A-Z Of Universities: Ulster

Click to follow
The Independent Online
Age: Thirty, if you count from when the New University of Ulster was born in 1968, or 14, from its merger with Ulster Poly.

History: Origins date from Magee College in Londonderry founded by a local philanthropist in 1865. Other constituent parts were tacked on later: the Belfast campus came into being when the art college was gobbled up by Ulster Poly in 1971. Jordanstown was formerly the campus of Ulster Poly.

Address: Four different sites spread out over Northern Ireland - up to 80 miles apart.

Ambience: Depends on campus. Belfast, housing art and design, is the smallest site. Derry site is attractive, just north of the walled city. Coleraine, the university's HQ, is a small, quiet market town a few miles from lovely Antrim coast with countryside all around. Jordanstown is the largest site and still expanding. Situated on the hills above Belfast, it has good views over the Lough.

Vital statistics: More than 21,000 students make it the biggest university in Ireland.

Added value: Links with further education colleges make for accessibility. And the university is about to announce a revolutionary new credit transfer system.

Easy to get into? For optometry you need AAB at A-level; for geography CDD; for engineering BCC.

Glittering alumni: Labour MP Kate Hoey; Gerry Anderson, radio presenter; Brian Friel, Eurovision songwriter; Brian Keenen, ex-hostage; Brian Robinson, Irish rugby player.

Transport links: Trains and coaches ply between Coleraine, Belfast and Derry. Flights go almost everywhere from Belfast International airport.

Who's the boss? Prof Trevor Smith, a fervent Lib Dem who was made a peer and is now Lib Dem education spokesman in the House of Lords.

Teaching: Rated 17 out of 24 for sociology; 18 for Iberian languages and studies; 19 for German and civil engineering; 20 for French and electrical and electronic engineering; 21 for land and property management, and communications and media; 22 for theatre studies and American studies.

Research: Came 55 out of 101 in the assessment exercise. Achieved tip- top 5* in biomedical sciences and a 5 in history.

Financial health: In the red for the last three years, according to Noble's Higher Education Financial Yearbook. In 1996-97, the latest year for which figures are available, it was overdrawn by more than pounds 3.5m. Ulster disagrees.

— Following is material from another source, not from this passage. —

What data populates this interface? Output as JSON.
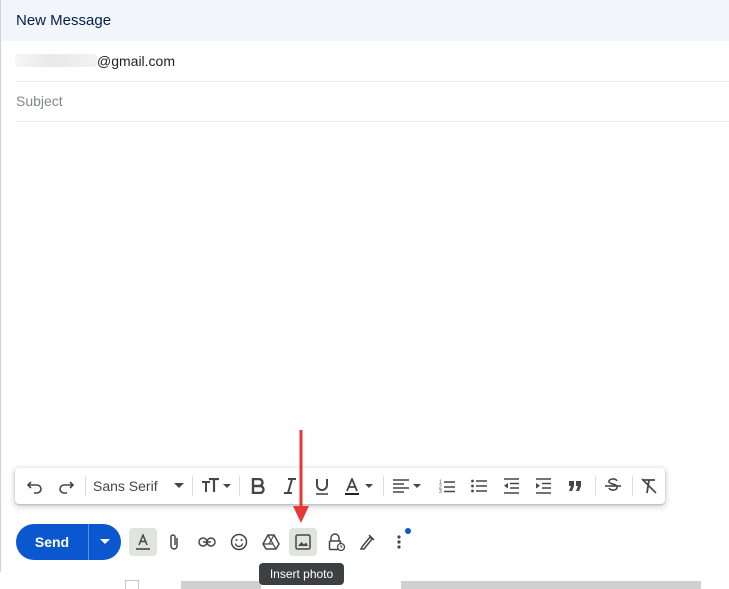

Nightlife: Plenty of pubs in Derry. Social life for Coleraine students is in the seaside towns where they live. Jordanstone has three bars and its Assembly Hall.

Cheap to live in? Yes. Three-bed council house to rent for pounds 40 per week. Single room in hall costs pounds 34.16 a week. Private furnished lets are around pounds 300 a month for a three-bed house or flat.

Buzzword: What about ye? (How're you doing?)

Next week: UMIST